Required action >>
Every line of the data that contains the string "header" must be copied.

Data in this exercise >>
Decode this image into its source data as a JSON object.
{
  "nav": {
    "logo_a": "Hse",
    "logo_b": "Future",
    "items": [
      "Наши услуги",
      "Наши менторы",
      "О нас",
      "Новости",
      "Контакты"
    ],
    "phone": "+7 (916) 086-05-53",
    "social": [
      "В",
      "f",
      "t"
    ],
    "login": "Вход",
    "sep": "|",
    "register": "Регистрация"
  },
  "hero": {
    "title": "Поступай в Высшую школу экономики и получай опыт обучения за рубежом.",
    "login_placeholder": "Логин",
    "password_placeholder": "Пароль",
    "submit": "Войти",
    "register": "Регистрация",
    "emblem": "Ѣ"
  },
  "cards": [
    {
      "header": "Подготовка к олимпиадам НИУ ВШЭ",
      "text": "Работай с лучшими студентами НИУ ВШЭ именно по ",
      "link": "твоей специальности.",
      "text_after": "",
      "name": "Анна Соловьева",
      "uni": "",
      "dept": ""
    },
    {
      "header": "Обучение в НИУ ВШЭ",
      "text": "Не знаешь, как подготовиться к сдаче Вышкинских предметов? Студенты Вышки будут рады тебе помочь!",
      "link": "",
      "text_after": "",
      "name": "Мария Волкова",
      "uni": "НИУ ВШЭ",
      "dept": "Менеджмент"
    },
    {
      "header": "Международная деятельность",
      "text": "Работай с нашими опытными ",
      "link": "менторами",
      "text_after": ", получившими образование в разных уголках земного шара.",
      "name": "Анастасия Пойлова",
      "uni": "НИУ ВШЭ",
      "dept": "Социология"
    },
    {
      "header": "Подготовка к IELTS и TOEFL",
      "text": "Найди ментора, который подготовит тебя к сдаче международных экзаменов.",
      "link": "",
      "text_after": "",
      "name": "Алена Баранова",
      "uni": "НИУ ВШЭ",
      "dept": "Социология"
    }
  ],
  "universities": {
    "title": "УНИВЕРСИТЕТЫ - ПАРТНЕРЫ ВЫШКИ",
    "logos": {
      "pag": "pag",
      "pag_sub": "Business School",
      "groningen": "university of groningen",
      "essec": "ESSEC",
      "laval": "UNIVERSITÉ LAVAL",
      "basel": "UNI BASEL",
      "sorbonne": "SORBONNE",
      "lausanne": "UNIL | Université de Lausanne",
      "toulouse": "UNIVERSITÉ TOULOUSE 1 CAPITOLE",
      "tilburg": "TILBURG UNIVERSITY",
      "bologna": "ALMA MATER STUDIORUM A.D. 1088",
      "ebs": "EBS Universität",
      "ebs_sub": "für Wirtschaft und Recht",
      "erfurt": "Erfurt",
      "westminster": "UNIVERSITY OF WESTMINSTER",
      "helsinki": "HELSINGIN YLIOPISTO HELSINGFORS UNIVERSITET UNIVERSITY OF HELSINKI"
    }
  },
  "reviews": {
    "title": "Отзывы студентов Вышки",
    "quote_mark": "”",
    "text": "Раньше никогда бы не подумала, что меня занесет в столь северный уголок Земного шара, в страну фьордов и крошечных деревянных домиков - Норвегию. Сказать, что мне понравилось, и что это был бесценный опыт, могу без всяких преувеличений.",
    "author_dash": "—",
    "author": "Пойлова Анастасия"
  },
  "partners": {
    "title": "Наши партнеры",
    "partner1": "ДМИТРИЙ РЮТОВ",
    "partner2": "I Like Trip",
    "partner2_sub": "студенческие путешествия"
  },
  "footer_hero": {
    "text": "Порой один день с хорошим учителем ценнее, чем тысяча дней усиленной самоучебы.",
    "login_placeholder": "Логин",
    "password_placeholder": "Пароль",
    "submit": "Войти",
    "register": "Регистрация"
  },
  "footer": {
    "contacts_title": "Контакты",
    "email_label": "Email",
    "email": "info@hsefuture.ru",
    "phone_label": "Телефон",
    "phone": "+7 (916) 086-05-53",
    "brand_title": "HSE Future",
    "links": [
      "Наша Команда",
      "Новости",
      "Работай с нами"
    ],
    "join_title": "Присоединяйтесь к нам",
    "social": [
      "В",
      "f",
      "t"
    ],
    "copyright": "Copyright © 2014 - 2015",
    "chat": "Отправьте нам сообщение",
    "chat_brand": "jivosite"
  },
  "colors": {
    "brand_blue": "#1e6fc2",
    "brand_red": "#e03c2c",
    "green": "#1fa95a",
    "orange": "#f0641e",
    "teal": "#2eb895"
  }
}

Response to the task >>
      "header": "Подготовка к олимпиадам НИУ ВШЭ",
      "header": "Обучение в НИУ ВШЭ",
      "header": "Международная деятельность",
      "header": "Подготовка к IELTS и TOEFL",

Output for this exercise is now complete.